DATA EXTRACTS Block Start

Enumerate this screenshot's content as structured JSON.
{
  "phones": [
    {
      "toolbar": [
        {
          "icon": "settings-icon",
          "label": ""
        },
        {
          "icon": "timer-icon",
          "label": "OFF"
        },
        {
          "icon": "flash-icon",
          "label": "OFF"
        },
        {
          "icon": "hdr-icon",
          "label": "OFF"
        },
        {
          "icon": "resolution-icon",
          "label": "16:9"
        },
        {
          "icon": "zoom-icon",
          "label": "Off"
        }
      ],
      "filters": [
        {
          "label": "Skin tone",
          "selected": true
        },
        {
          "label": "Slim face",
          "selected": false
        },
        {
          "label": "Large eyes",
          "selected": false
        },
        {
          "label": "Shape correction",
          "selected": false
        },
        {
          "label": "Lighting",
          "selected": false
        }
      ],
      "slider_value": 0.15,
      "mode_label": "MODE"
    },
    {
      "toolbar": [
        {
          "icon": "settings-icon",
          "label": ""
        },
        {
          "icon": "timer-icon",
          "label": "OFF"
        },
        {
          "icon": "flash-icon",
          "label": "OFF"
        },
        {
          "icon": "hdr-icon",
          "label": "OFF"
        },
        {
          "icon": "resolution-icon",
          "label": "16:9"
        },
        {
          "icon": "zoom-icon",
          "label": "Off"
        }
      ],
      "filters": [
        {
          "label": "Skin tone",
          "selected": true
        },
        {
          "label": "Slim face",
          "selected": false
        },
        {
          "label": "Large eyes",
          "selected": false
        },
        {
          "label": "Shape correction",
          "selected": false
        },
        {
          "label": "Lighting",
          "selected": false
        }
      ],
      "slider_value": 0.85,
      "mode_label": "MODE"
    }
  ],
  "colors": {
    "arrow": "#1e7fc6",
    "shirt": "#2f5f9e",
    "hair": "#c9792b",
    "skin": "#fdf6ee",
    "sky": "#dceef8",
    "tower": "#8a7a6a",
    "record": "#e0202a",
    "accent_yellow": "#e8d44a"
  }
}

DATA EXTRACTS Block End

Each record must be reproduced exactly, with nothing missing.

Enumerate this screenshot's content as structured JSON.
{
  "phones": [
    {
      "toolbar": [
        {
          "icon": "settings-icon",
          "label": ""
        },
        {
          "icon": "timer-icon",
          "label": "OFF"
        },
        {
          "icon": "flash-icon",
          "label": "OFF"
        },
        {
          "icon": "hdr-icon",
          "label": "OFF"
        },
        {
          "icon": "resolution-icon",
          "label": "16:9"
        },
        {
          "icon": "zoom-icon",
          "label": "Off"
        }
      ],
      "filters": [
        {
          "label": "Skin tone",
          "selected": true
        },
        {
          "label": "Slim face",
          "selected": false
        },
        {
          "label": "Large eyes",
          "selected": false
        },
        {
          "label": "Shape correction",
          "selected": false
        },
        {
          "label": "Lighting",
          "selected": false
        }
      ],
      "slider_value": 0.15,
      "mode_label": "MODE"
    },
    {
      "toolbar": [
        {
          "icon": "settings-icon",
          "label": ""
        },
        {
          "icon": "timer-icon",
          "label": "OFF"
        },
        {
          "icon": "flash-icon",
          "label": "OFF"
        },
        {
          "icon": "hdr-icon",
          "label": "OFF"
        },
        {
          "icon": "resolution-icon",
          "label": "16:9"
        },
        {
          "icon": "zoom-icon",
          "label": "Off"
        }
      ],
      "filters": [
        {
          "label": "Skin tone",
          "selected": true
        },
        {
          "label": "Slim face",
          "selected": false
        },
        {
          "label": "Large eyes",
          "selected": false
        },
        {
          "label": "Shape correction",
          "selected": false
        },
        {
          "label": "Lighting",
          "selected": false
        }
      ],
      "slider_value": 0.85,
      "mode_label": "MODE"
    }
  ],
  "colors": {
    "arrow": "#1e7fc6",
    "shirt": "#2f5f9e",
    "hair": "#c9792b",
    "skin": "#fdf6ee",
    "sky": "#dceef8",
    "tower": "#8a7a6a",
    "record": "#e0202a",
    "accent_yellow": "#e8d44a"
  }
}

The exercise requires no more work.